[App and web page records]
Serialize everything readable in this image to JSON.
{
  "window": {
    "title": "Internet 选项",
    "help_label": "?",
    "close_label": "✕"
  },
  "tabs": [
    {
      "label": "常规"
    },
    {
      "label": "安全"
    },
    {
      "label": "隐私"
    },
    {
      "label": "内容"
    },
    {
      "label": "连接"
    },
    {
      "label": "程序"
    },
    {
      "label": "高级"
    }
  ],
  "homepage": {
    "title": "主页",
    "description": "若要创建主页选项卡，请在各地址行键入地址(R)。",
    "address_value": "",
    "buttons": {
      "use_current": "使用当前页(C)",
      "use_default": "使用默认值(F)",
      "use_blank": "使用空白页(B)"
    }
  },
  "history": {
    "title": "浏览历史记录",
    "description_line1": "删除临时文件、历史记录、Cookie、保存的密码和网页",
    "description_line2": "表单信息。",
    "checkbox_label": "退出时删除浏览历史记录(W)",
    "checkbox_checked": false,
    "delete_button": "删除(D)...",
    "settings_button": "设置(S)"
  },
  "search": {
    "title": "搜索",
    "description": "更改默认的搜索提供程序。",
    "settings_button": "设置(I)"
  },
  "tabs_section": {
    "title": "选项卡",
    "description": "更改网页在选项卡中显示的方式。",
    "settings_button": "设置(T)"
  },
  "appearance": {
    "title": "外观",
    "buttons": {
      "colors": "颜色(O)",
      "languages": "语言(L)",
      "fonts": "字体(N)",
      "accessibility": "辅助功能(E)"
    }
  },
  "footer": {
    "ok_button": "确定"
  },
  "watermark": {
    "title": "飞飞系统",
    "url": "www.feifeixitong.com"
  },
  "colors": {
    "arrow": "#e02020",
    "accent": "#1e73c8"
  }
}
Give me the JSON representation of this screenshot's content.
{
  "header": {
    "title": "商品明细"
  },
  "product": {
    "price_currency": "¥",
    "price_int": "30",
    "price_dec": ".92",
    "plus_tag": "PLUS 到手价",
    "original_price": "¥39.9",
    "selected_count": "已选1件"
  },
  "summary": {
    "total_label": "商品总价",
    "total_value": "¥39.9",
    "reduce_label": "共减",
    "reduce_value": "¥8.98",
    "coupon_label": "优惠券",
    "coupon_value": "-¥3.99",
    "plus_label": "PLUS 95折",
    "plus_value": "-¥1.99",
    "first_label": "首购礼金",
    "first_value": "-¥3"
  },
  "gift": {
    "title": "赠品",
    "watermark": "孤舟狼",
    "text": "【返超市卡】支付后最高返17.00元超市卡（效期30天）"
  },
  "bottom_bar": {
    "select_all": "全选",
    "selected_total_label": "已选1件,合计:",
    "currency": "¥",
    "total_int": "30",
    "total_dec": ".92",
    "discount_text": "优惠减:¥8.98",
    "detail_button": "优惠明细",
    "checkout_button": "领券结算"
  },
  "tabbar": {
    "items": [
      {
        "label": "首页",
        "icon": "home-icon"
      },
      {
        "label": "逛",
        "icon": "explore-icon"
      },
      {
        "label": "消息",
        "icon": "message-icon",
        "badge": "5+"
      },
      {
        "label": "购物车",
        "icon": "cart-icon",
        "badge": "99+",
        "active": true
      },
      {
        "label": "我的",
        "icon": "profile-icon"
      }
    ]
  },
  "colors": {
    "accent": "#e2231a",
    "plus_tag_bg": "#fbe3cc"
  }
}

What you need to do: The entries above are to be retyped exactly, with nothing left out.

Exercise output:
Serialize everything readable in this image to JSON.
{
  "window": {
    "title": "Internet 选项",
    "help_label": "?",
    "close_label": "✕"
  },
  "tabs": [
    {
      "label": "常规"
    },
    {
      "label": "安全"
    },
    {
      "label": "隐私"
    },
    {
      "label": "内容"
    },
    {
      "label": "连接"
    },
    {
      "label": "程序"
    },
    {
      "label": "高级"
    }
  ],
  "homepage": {
    "title": "主页",
    "description": "若要创建主页选项卡，请在各地址行键入地址(R)。",
    "address_value": "",
    "buttons": {
      "use_current": "使用当前页(C)",
      "use_default": "使用默认值(F)",
      "use_blank": "使用空白页(B)"
    }
  },
  "history": {
    "title": "浏览历史记录",
    "description_line1": "删除临时文件、历史记录、Cookie、保存的密码和网页",
    "description_line2": "表单信息。",
    "checkbox_label": "退出时删除浏览历史记录(W)",
    "checkbox_checked": false,
    "delete_button": "删除(D)...",
    "settings_button": "设置(S)"
  },
  "search": {
    "title": "搜索",
    "description": "更改默认的搜索提供程序。",
    "settings_button": "设置(I)"
  },
  "tabs_section": {
    "title": "选项卡",
    "description": "更改网页在选项卡中显示的方式。",
    "settings_button": "设置(T)"
  },
  "appearance": {
    "title": "外观",
    "buttons": {
      "colors": "颜色(O)",
      "languages": "语言(L)",
      "fonts": "字体(N)",
      "accessibility": "辅助功能(E)"
    }
  },
  "footer": {
    "ok_button": "确定"
  },
  "watermark": {
    "title": "飞飞系统",
    "url": "www.feifeixitong.com"
  },
  "colors": {
    "arrow": "#e02020",
    "accent": "#1e73c8"
  }
}
Give me the JSON representation of this screenshot's content.
{
  "header": {
    "title": "商品明细"
  },
  "product": {
    "price_currency": "¥",
    "price_int": "30",
    "price_dec": ".92",
    "plus_tag": "PLUS 到手价",
    "original_price": "¥39.9",
    "selected_count": "已选1件"
  },
  "summary": {
    "total_label": "商品总价",
    "total_value": "¥39.9",
    "reduce_label": "共减",
    "reduce_value": "¥8.98",
    "coupon_label": "优惠券",
    "coupon_value": "-¥3.99",
    "plus_label": "PLUS 95折",
    "plus_value": "-¥1.99",
    "first_label": "首购礼金",
    "first_value": "-¥3"
  },
  "gift": {
    "title": "赠品",
    "watermark": "孤舟狼",
    "text": "【返超市卡】支付后最高返17.00元超市卡（效期30天）"
  },
  "bottom_bar": {
    "select_all": "全选",
    "selected_total_label": "已选1件,合计:",
    "currency": "¥",
    "total_int": "30",
    "total_dec": ".92",
    "discount_text": "优惠减:¥8.98",
    "detail_button": "优惠明细",
    "checkout_button": "领券结算"
  },
  "tabbar": {
    "items": [
      {
        "label": "首页",
        "icon": "home-icon"
      },
      {
        "label": "逛",
        "icon": "explore-icon"
      },
      {
        "label": "消息",
        "icon": "message-icon",
        "badge": "5+"
      },
      {
        "label": "购物车",
        "icon": "cart-icon",
        "badge": "99+",
        "active": true
      },
      {
        "label": "我的",
        "icon": "profile-icon"
      }
    ]
  },
  "colors": {
    "accent": "#e2231a",
    "plus_tag_bg": "#fbe3cc"
  }
}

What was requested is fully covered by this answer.